Cootamundra wattle, Acacia baileyana, offers silver or purple foliage and brilliant yellow flowers.
A telltale sign that your wattle may be nearing the end of its life is damage by stem borers. Frass (a sawdust-like residue left behind by borers) on the trunk and branches is the thing to look for and if you catch it early you can squash the borer larvae with a bit of thin gauge wire and prolong the life of your plant. The presence of sap weeping out of the trunk is another tell-tale sign of borer damage, and is a sign that the plant is defending itself by trying to drown the borer larvae in their holes. Apart from borers, wattles sometimes develop large swellings on the foliage or stems that can look like seedpods, but are in fact galls caused by tiny native wasps. These can be easily dealt with by cutting them off and putting them in the bin.
An important point if you live near a natural bushland area is that many species will potentially produce lots of seed, and can sometimes seed themselves into nearby areas. You can prevent this by pruning them straight after flowering to remove any developing seedpods. Growing more compact species and varieties will help make this job much easier.
There are some wonderful old favourites that are ready-made garden plants, including the ever-popular Cootamundra wattle (A. baileyana) and the Flinders Range wattle (A. iteaphylla). These seem to adapt well to just about anywhere in Australia. If you are looking for a real wow factor, the sand wattle (A. glaucoptera) is worth trying in a sun-drenched, well-drained spot. When it flowers straight from its interestingly textured foliage it is a real eye-catcher.
Flinders Range Wattle, Acacia iteaphylla, is a shapely, decorative shrub that quickly gets to two or three metres.
As well as these species, there is an ever-increasing range of wattle varieties that provide some exciting options for gardeners. A range of prostrate varieties can be used either as ground covers or to cascade over retaining walls or rockeries.
Compact wattle varieties are increasingly providing wonderful foliage textures as well as flowers, with the various varieties of the river wattle (A. cognata) leading the way with the cascading, fine foliage being their most ornamental feature. A particular favourite of mine is a golden-leafed form called ‘Lime Magik’, whose cascading habit makes a year-round feature for a well-drained, sunny spot in the garden. Acacia howittii ‘Honey Bun’ is another beautiful, well-rounded shrub that grows less than two metres tall.

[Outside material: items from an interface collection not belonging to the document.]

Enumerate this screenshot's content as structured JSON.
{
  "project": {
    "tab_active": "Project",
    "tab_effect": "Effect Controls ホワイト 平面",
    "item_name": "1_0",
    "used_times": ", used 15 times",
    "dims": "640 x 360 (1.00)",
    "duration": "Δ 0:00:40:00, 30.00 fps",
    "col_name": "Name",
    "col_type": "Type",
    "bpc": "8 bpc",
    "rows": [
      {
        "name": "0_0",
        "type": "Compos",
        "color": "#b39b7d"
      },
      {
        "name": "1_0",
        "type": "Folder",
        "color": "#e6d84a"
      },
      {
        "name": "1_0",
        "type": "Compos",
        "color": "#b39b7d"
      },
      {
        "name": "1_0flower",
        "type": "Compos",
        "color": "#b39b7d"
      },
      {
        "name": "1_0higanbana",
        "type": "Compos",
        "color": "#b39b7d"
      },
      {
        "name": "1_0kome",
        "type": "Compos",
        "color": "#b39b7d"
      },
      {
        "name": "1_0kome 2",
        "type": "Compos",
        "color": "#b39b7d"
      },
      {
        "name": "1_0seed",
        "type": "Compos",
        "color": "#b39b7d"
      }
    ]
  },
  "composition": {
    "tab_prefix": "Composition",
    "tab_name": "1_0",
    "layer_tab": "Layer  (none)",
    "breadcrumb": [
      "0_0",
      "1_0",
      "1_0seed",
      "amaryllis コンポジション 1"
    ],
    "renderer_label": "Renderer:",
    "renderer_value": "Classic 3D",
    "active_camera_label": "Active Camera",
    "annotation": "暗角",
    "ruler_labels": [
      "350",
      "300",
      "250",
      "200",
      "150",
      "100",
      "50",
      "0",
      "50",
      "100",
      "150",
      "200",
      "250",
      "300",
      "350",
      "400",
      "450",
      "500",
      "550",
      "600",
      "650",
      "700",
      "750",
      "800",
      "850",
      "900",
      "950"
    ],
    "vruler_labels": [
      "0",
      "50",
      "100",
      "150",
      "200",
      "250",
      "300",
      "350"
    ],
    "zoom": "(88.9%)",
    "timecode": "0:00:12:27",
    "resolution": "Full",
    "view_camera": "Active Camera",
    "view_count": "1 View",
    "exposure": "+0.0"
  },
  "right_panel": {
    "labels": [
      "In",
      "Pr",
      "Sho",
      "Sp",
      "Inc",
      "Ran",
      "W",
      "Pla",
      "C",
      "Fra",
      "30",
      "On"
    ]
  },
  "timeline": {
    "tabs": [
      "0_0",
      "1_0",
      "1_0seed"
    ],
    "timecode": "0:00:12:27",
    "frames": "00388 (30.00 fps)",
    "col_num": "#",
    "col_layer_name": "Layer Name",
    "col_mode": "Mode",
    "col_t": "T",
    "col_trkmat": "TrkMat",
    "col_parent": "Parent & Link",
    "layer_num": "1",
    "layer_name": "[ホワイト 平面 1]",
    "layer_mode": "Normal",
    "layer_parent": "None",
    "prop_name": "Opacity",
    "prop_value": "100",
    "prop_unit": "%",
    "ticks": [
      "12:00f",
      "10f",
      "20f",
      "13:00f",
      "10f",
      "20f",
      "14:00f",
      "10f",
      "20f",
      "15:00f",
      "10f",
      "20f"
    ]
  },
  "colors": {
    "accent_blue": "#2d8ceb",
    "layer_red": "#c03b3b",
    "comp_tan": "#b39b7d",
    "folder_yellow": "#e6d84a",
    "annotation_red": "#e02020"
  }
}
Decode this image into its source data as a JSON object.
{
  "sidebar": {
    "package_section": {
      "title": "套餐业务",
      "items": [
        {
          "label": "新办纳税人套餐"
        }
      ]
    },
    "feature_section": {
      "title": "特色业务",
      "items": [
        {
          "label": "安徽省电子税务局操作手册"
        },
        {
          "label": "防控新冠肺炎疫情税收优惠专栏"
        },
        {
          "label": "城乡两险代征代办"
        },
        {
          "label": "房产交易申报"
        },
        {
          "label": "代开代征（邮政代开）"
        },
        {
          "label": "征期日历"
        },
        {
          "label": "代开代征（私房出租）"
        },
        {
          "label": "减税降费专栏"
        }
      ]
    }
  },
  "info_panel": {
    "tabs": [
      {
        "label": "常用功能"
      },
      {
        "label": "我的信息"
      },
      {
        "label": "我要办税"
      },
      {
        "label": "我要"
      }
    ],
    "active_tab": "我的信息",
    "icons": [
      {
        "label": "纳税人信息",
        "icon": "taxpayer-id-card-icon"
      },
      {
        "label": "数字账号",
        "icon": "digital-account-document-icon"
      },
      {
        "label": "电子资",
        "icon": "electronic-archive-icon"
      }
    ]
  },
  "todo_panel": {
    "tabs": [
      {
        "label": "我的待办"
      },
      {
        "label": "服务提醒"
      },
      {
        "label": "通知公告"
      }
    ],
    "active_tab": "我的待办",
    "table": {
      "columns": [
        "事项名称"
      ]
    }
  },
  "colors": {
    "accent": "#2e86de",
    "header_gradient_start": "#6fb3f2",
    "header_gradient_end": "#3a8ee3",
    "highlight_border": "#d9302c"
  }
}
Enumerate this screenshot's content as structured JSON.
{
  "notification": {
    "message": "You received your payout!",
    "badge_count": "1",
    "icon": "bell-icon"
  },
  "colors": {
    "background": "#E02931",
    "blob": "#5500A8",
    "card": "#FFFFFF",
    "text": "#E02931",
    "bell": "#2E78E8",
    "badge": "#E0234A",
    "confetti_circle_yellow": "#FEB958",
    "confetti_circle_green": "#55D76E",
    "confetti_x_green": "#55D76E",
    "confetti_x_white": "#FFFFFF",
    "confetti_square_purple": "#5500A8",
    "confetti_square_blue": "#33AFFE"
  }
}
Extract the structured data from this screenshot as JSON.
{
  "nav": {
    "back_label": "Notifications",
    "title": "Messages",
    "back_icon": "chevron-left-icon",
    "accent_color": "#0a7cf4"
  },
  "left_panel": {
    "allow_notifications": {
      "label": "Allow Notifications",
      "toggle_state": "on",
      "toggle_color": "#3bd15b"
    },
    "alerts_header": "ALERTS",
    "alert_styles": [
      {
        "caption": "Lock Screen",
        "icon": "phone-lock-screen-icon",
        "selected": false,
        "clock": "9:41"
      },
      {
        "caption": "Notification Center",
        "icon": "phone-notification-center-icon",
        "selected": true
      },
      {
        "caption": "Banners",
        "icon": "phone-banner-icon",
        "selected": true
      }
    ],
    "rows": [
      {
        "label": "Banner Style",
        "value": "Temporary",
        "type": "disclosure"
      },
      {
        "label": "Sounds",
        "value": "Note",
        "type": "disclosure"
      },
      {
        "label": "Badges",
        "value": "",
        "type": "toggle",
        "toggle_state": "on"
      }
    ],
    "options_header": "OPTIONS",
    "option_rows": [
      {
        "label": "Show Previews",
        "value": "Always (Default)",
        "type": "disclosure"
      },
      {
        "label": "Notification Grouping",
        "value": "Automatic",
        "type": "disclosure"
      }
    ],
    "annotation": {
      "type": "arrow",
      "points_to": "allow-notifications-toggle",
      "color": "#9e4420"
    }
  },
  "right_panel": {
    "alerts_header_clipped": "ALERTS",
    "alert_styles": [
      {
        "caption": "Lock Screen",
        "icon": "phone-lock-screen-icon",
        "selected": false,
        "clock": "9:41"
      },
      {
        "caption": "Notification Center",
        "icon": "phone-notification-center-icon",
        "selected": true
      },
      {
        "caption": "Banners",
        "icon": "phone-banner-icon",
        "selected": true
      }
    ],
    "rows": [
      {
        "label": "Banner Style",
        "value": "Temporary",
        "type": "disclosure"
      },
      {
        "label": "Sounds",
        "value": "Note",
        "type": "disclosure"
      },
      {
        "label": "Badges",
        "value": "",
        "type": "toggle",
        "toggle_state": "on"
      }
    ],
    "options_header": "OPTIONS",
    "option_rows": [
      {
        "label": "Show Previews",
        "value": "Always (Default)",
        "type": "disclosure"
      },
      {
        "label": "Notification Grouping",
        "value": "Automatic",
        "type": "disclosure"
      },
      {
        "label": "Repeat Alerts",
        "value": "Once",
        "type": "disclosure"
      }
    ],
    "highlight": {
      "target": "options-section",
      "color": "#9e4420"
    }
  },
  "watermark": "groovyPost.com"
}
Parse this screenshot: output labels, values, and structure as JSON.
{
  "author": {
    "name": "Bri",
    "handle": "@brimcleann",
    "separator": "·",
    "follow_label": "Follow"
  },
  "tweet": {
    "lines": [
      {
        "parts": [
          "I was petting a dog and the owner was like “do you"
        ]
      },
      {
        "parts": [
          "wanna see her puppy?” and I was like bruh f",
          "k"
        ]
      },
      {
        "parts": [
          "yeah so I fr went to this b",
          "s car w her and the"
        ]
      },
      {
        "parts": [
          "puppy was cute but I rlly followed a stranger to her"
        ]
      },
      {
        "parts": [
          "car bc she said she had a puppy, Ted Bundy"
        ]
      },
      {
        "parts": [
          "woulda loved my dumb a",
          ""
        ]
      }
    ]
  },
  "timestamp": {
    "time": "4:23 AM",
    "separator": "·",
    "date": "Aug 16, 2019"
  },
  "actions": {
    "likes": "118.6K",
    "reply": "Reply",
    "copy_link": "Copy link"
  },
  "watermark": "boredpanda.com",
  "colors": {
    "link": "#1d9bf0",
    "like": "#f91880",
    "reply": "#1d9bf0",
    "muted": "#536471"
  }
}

‘Lime magik’ is a form of the river wattle Acacia cognata, with fine weeping golden-lime foliage that makes a year-round feature.